* Task item:
Figure out how many lines of the material below contain the word "Parameters". Answer with the number only.
▬▬▬▬▬▬
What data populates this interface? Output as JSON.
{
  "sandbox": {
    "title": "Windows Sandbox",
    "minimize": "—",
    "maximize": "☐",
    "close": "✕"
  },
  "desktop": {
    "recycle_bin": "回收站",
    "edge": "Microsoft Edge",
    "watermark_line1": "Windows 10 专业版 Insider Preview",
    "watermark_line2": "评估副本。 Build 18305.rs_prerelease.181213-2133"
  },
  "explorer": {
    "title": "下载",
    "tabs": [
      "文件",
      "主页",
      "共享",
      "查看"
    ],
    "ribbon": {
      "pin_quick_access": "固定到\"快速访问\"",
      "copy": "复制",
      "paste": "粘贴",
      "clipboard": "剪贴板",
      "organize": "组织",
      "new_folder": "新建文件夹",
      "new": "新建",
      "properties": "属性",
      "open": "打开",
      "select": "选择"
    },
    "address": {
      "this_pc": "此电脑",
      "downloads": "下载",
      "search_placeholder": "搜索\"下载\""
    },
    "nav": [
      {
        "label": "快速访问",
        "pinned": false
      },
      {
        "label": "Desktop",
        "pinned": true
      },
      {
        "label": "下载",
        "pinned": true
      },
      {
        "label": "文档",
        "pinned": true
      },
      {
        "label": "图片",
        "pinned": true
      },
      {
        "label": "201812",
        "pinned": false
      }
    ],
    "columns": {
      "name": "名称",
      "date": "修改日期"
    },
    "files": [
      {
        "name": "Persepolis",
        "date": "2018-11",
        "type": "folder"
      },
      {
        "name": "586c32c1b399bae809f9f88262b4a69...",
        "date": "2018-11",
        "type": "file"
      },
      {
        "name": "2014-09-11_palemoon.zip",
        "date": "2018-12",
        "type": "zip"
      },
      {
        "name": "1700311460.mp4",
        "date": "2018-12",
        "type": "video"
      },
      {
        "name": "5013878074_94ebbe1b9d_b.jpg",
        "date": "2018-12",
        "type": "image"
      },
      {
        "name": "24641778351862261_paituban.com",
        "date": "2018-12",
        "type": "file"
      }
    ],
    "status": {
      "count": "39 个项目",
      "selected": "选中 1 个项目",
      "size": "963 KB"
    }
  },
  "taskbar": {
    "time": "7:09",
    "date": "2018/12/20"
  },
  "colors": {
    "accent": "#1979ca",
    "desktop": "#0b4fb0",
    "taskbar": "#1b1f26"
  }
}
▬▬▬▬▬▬
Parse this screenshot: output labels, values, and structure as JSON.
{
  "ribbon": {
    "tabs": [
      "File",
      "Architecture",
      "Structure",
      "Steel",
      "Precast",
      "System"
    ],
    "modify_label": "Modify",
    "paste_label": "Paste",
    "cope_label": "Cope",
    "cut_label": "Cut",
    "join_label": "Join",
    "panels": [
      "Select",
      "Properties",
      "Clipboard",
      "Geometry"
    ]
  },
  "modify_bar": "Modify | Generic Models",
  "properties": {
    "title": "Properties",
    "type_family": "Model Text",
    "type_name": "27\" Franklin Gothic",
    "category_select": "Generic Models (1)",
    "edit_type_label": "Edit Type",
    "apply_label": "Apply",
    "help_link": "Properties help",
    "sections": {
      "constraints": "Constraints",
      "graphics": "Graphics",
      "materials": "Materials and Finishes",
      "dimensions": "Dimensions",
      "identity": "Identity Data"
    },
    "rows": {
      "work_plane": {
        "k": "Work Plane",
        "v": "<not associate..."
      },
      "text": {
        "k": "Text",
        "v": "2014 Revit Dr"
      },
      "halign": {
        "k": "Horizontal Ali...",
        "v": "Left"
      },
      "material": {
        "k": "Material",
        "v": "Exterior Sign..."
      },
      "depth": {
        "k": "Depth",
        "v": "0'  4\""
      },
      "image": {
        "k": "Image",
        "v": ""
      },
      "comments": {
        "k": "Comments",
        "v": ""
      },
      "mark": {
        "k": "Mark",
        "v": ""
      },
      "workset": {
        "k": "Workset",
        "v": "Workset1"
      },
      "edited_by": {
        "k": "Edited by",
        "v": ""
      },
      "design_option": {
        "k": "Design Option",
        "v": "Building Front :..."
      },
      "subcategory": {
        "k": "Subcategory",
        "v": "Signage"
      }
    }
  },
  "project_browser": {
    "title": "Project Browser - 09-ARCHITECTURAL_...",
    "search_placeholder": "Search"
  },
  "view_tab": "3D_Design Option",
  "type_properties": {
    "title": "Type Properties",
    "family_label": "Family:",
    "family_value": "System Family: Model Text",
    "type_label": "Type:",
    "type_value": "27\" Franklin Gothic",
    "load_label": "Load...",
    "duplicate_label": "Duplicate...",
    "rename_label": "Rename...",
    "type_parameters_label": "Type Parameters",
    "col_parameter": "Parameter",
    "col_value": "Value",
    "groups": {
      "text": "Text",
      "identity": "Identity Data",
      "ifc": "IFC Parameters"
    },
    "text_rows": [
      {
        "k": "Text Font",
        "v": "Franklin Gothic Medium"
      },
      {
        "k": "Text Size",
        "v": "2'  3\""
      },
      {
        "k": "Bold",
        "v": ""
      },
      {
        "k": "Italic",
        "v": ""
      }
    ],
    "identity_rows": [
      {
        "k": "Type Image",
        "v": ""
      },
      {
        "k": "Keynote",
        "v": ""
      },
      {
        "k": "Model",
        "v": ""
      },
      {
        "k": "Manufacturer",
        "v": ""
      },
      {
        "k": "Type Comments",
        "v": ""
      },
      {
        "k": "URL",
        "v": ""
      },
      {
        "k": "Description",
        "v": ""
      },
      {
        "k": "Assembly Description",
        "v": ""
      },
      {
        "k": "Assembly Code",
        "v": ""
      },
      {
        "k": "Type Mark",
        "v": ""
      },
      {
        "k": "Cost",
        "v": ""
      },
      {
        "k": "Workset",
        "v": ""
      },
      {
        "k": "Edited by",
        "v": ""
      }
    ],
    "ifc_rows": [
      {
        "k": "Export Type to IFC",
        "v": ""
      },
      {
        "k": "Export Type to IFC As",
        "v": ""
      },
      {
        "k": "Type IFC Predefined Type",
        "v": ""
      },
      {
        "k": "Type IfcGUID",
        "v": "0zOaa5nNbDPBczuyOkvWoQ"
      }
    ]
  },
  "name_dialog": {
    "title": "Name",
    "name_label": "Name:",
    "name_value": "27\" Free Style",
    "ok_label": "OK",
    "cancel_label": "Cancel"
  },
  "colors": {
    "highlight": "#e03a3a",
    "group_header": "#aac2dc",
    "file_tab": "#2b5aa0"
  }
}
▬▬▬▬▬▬
* Exercise solution:
2